If you read my last post, I feel obliged to offer a mental palate-cleanser to get rid of the taste of Ari Fleischer’s banal spin for his wealthy paymasters. Here’s the New York Times‘ David Leonhardt’s quick summary of the basic facts of growing income inequality in recent decades:
Since median inflation-adjusted family income peaked in 2000 at $64,232, it has fallen roughly 6 percent. You won’t find another 12-year period with an income decline since the aftermath of the Depression.
This unhappy phenomenon has two major sources. First, economic growth in this country has been relatively slow in recent years, which means the total bounty that the American economy produces, to be shared by all of its citizens, has not been growing very rapidly. Even before the financial crisis began in 2008, economic growth in the decade that started in 2001 was on pace to be slower than growth in any decade since World War II.
Then of course came a deep recession that caused the economy to shrink.
In addition to the slow growth in overall size of the pie, the share that has been going to anyone but the richest Americans has been declining. The top-earning 1 percent of households now bring home about 20 percent of total income, up from less than 10 percent 40 years ago. The top-earning 1/10,000th of households — each earning at least $7.8 million a year, many of them working in finance — bring home almost 5 percent of income, up from 1 percent 40 years ago.

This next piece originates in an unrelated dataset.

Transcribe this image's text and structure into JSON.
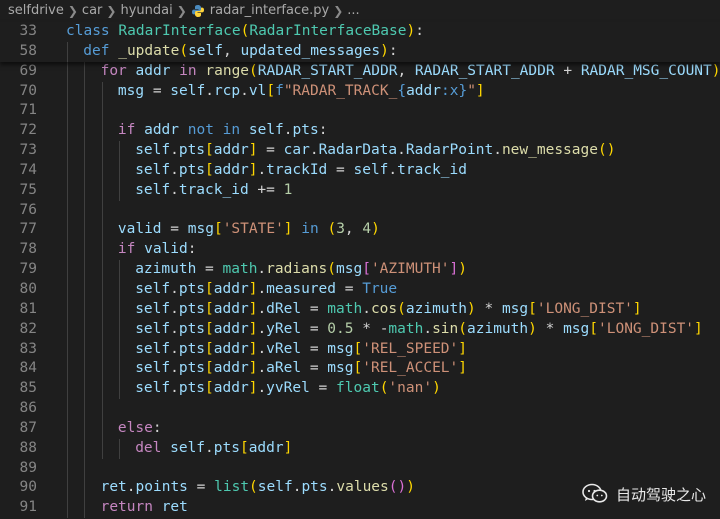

Add in the rising debts that preceded the Great Recession for so many middle-class families, and the depleted assets it produced (the subject of Phillip Longman’s analysis in the July/August issue of the Washington Monthly), and you have a pretty accurate picture of the economic plight of working Americans at a moment when far too much of the national debate seems to assume that unemployment is the only real challenge–or as Fleischer insists, that we should be most worried about the sad plight of the overburdened wealthy.